Brief:
Copy out every line of the data where the word "image" is found.

Dataset:
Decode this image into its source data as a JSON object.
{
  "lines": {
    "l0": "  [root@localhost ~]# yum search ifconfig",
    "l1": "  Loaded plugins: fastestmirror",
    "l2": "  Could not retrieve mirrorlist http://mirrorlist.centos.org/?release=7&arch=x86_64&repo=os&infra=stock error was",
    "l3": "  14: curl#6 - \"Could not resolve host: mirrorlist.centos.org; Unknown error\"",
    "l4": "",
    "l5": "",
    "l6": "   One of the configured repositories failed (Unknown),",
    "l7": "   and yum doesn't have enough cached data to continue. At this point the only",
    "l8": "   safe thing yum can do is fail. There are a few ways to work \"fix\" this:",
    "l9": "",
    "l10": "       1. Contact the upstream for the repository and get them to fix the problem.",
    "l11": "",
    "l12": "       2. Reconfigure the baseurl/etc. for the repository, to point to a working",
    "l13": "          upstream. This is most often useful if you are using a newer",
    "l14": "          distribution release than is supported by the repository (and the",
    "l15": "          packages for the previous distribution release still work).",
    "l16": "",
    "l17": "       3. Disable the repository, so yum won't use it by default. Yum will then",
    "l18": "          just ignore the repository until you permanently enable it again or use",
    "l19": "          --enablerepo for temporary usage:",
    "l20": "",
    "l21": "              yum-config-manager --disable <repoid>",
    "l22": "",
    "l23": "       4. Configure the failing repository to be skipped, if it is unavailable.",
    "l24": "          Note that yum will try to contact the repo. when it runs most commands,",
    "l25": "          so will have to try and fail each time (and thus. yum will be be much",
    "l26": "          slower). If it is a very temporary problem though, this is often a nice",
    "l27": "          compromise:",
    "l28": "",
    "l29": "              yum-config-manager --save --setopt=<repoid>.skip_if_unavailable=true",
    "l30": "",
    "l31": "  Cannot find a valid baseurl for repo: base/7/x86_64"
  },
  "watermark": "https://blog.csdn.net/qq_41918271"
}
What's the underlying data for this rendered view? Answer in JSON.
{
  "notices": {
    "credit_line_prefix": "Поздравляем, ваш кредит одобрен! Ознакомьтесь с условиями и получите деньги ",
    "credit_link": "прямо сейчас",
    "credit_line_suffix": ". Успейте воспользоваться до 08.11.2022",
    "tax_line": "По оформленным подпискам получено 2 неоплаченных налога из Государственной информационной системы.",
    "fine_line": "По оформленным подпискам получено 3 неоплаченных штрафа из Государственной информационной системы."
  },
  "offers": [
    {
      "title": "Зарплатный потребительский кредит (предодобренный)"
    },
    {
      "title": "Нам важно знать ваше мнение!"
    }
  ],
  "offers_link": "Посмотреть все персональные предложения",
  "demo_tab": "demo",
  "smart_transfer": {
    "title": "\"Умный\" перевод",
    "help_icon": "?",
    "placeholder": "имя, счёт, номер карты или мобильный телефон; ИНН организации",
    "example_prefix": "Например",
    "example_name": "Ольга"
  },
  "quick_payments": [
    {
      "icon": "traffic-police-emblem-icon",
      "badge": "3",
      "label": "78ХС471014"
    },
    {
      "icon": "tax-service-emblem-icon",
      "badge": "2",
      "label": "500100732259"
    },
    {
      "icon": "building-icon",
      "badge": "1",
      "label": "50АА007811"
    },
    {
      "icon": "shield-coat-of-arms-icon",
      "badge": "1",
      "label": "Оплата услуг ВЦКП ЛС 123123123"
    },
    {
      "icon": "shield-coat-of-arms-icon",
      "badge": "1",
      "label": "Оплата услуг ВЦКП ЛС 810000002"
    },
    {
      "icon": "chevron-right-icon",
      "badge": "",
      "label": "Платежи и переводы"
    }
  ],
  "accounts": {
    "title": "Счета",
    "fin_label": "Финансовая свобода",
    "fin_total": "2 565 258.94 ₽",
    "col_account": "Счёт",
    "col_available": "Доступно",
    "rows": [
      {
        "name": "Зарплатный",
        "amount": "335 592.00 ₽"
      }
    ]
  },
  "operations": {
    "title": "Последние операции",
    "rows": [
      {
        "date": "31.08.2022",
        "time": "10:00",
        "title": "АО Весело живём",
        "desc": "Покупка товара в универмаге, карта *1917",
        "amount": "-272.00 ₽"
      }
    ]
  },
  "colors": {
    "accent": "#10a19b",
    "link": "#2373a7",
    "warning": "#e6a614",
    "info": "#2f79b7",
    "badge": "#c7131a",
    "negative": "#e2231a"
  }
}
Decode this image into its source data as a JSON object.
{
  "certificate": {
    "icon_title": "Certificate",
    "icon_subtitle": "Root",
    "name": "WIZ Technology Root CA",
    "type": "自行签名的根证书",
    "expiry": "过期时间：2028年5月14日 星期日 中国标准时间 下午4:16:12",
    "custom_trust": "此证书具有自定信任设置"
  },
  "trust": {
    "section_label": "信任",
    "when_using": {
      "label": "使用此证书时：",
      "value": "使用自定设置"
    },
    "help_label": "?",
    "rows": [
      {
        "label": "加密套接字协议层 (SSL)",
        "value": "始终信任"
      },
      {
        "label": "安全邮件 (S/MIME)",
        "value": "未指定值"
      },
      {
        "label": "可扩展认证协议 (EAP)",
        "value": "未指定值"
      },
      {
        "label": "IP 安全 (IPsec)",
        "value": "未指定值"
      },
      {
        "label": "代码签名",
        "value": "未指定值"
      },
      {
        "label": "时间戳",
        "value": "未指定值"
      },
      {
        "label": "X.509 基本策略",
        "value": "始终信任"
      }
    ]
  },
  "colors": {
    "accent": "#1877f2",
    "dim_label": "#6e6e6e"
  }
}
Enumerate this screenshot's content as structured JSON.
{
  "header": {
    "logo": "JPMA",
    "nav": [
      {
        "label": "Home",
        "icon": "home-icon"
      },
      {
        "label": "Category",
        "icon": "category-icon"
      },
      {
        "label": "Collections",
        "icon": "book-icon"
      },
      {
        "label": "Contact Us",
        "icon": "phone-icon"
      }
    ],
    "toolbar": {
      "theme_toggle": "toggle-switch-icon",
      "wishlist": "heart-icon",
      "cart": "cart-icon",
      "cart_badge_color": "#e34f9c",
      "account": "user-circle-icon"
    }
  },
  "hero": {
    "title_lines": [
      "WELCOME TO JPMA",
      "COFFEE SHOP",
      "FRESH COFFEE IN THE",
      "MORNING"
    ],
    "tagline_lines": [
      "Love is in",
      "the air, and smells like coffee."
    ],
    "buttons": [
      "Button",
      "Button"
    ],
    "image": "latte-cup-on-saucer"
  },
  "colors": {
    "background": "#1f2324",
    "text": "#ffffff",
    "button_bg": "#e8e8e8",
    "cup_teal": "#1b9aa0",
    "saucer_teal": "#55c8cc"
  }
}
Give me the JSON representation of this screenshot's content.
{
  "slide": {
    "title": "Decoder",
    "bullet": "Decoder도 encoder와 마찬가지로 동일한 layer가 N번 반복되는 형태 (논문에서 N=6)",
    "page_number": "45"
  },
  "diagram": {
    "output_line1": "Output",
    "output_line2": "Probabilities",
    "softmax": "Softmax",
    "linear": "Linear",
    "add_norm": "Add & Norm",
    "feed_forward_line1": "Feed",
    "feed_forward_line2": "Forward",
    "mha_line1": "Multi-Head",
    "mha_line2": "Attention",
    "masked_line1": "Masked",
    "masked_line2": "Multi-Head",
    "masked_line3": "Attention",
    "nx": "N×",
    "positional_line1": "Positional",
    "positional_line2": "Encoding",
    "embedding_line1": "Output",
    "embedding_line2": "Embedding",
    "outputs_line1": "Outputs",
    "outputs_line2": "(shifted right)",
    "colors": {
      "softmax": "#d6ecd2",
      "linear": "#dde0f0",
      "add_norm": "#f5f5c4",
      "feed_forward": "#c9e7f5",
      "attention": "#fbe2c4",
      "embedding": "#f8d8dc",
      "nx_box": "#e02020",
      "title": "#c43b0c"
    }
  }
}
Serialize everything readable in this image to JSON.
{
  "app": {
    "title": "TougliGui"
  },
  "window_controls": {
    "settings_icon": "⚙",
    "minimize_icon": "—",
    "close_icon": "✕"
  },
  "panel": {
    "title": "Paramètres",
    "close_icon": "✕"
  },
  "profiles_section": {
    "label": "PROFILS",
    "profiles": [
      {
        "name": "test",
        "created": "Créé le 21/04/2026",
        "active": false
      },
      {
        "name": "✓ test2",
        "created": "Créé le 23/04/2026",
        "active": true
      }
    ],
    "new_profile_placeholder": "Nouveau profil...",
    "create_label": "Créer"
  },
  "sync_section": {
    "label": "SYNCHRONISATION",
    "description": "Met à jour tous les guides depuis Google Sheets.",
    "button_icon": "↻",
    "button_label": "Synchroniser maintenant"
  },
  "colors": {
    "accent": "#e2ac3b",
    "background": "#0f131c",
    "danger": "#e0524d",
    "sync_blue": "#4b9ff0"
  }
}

Finished exercise:
Decode this image into its source data as a JSON object.
Decode this image into its source data as a JSON object.
    "image": "latte-cup-on-saucer"
Serialize everything readable in this image to JSON.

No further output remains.